These comments outline who really calls the shots in Australia’s so-called parliamentary democracy. Labor leaders must understand “what they need to do”—that is, kowtow on every major strategic and foreign policy issue to Washington. They need to recognise that Australia is an obedient servant of US imperialism, and that its political superstructure must function accordingly.


Arbib issued a terse statement today, simply outlining that he was an active member of the Australia-American Leadership Dialogue, and “like many members of the federal parliament, have regular discussions about the state of Australian and US politics with members of the US mission and consulate”. Contained here is a fairly clear warning, by Labor’s key backroom operator, to anyone in the government thinking of using the revelations against him. Arbib has helpfully reminded them that he enjoys Washington’s support, and that others are sure to be implicated as more cables are released.


The Fairfax press has already named former Labor national secretary and Rudd government cabinet member Bob McMullen and current backbencher Michael Danby as among those named in the WikiLeaks documents. Others likely to be named are starting to come out of the woodwork, in an effort to pre-empt the fallout. Health Minister Nicola Roxon today volunteered that she is likely to be identified, as she “meets with US diplomats from time to time”. Greens’ leader Bob Brown has foreshadowed similar revelations—though he was at pains to point out that he was always “very careful” in his responses, and spoke with diplomats “from all over the world, from Bangladesh to the US to New Zealand, Taiwan and Beijing”.


The cables will no doubt reveal similar relationships between Washington and senior Australian media personnel. Editors, journalists, and broadcasters are routinely nurtured through the Australia-American Leadership Dialogue, and other such forums.


The excerpted cables also expose the close working relationship between the US government and Australia’s trade unions. The Fairfax press noted that “senior union leaders have privately briefed US officials about how they use their influence over the Labor Party to shape federal government policies”, and cited an August 2009 cable, which stated that the trade unions “continue to play a significant role in the formulation of national policies that can impact the United States”. Discussions between US embassy officials and senior figures in the Australian Workers Union and the National Union of Workers were reported, with one cable declaring that the leaders of the right-wing unions were “dynamic and forward thinking”.
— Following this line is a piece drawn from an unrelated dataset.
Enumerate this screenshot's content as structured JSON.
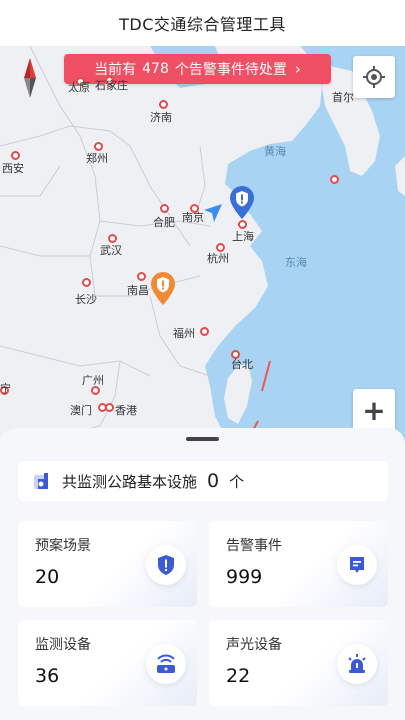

The same cable reportedly described the declining influence of the “left” unions within the Labor Party, a conclusion that was “drawn partly through briefings from CFMEU [Construction, Forestry, Mining and Energy Union] national secretary Dave Noonan and Victorian secretary Bill Oliver”. These two figures—often hailed as great militants by the various middle class pseudo-left outfits—were described by US embassy officials as “capable leaders”.